Fishburne loves discovery of 'CSI'
NEW YORK - Laurence Fishburne says he and his new show are "a natural fit."
Well, it isn't exactly a new show, of course. Now in its ninth season, "CSI: Crime Scene Investigation" is one of TV's most durable hits and a Thursday fixture at 9 pm.
But recently this CBS drama finessed a tidy personnel transition, bidding farewell to its departing top dog, William Petersen, while phasing in Fishburne as Ray Langston, an academic turned rookie forensic investigator on the "CSI" team.
Langston "is a guy who was brilliant in his world," says Fishburne, "but here, he's a little out of his depth. He's got to learn, and he's going to make mistakes."
Fishburne began shooting scenes early last fall as part of the ensemble that includes veterans Marg Helgenberger, George Eads, Eric Szmanda, and Paul Guilfoyle, as well as Lauren Lee Smith, who, like him, signed on this season.
Fishburne had never seen "CSI" when he was approached to join the cast. But he says he immediately felt in synch with what he sums up as the series' "tone," without quite being able to elaborate on what that tone might be. He also approved of the musical theme and the band that performs it: "I'm a big Who fan."
Born in Georgia and raised in Brooklyn, the actor has tackled scores of roles reaching back to his early teens, when he spent months in the Philippine jungle filming Frances Ford Coppola's 1979 film "Apocalypse Now." Since then his films have included "Mystic River," the "Matrix" trilogy, and "What's Love Got to Do With It," for which he got an Academy Award nomination portraying Ike Turner.
Past TV performances have included the HBO film "Miss Evers' Boys" as well as his indelible role (complete with Western drawl) two decades ago as Cowboy Curtis on the Saturday-morning series "Pee-wee's Playhouse."

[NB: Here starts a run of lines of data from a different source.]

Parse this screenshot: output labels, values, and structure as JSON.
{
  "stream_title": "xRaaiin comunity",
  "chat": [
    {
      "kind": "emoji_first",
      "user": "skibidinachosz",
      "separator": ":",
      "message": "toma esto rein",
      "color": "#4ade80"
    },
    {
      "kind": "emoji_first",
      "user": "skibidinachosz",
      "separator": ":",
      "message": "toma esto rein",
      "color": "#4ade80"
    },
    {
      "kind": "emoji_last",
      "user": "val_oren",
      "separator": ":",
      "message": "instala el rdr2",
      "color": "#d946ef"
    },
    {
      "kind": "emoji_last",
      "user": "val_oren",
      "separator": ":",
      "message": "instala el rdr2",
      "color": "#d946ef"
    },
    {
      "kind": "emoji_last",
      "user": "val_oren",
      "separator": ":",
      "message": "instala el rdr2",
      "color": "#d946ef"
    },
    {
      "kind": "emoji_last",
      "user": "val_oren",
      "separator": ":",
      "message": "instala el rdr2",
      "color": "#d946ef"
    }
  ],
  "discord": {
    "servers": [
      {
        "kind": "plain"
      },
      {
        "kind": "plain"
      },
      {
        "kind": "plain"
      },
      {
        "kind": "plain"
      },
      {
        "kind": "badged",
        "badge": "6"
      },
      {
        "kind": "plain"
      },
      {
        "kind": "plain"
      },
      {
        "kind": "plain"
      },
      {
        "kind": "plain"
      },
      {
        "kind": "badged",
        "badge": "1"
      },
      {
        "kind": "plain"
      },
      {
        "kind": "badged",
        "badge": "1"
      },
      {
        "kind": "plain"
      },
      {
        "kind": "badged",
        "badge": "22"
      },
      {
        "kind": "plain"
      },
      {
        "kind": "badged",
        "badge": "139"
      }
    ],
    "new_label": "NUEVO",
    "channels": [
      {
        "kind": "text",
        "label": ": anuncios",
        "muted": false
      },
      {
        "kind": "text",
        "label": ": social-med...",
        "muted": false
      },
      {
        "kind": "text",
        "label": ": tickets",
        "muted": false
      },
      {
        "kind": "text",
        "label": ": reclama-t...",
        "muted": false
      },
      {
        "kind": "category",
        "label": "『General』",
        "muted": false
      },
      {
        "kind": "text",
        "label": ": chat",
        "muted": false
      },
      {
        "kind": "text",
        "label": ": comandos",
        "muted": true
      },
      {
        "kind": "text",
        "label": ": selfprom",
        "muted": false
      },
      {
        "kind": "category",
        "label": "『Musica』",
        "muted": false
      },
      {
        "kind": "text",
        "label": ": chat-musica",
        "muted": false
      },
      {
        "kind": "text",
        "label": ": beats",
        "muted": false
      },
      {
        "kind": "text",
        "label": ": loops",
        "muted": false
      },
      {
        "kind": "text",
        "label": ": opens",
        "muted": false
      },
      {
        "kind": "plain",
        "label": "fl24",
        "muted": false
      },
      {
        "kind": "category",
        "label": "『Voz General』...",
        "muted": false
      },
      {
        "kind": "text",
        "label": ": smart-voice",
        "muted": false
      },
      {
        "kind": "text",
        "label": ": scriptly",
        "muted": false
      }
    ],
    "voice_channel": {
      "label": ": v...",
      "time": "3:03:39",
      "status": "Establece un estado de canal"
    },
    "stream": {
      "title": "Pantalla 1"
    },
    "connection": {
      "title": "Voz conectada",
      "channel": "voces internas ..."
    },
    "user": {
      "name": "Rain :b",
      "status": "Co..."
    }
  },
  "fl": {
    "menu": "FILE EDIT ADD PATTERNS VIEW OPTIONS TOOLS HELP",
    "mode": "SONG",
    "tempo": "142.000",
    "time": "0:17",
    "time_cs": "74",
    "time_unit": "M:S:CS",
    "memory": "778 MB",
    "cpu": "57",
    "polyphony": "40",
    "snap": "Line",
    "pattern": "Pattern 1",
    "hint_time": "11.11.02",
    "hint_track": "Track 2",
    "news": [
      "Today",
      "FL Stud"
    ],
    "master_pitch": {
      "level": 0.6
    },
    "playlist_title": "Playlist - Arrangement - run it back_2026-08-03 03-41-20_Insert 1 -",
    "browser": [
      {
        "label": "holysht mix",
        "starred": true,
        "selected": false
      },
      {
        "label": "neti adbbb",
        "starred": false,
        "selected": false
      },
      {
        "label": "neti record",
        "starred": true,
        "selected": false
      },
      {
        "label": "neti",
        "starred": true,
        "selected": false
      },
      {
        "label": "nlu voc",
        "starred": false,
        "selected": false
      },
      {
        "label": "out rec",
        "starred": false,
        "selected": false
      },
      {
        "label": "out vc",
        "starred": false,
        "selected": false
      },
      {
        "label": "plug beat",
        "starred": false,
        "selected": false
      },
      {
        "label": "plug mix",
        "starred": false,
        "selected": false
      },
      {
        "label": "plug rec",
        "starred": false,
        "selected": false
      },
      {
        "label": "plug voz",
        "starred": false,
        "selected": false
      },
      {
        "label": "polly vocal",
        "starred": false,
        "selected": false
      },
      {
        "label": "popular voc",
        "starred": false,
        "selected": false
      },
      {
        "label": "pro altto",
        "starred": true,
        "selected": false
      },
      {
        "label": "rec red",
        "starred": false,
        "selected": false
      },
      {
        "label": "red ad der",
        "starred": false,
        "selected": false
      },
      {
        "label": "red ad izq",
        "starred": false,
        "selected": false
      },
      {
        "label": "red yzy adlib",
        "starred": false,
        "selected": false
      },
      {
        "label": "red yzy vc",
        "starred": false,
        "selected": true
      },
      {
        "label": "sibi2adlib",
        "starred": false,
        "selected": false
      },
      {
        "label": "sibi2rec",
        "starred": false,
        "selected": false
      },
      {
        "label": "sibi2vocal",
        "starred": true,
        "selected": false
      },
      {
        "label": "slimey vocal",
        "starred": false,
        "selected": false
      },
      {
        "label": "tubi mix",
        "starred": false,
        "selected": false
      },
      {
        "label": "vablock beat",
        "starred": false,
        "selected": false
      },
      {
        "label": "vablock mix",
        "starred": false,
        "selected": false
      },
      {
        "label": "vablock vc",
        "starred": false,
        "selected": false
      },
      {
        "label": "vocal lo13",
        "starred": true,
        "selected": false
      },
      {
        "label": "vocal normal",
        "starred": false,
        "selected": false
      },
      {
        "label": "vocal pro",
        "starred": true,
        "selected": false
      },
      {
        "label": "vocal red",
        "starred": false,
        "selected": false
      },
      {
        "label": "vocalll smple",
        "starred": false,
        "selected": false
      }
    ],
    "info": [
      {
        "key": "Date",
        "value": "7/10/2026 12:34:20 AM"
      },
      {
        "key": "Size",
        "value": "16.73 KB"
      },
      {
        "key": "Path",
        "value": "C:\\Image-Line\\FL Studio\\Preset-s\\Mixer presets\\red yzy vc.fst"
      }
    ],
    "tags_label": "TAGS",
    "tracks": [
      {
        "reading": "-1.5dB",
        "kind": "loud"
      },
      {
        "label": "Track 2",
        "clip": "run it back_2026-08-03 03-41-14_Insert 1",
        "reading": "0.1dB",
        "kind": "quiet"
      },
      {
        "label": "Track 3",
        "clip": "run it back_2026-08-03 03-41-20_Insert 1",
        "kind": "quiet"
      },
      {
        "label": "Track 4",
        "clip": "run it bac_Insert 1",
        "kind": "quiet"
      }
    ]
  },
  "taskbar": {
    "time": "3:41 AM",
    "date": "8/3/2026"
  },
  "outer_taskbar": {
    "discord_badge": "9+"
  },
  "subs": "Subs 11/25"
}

In every acting gig, Fishburne says he's responsible for playing whatever character awaits him on the pages of his script. And he remains undisturbed that, with a TV series like "CSI," his character's last page looms beyond his reach, months or years in the future.
"The fact that I don't know where Langston is headed isn't a problem," says Fishburne. "Sometimes I feel I have a handle on him, sometimes I feel like I don't know what the [heck] I'm doing. But that's like life, isn't it? If I start looking for the last page, I'll make myself crazy!"
Then, having said that, he fixes his listener with a sly sidelong glance, confiding but commanding.
"I do look forward to the montage scenes," he goes on, referring to the meditative laboratory sequences that unfold, stripped of dialogue and overlaid with music.
"That's one of the coolest things about 'CSI.,' he says. "There's something really captivating about watching someone try to put a puzzle together."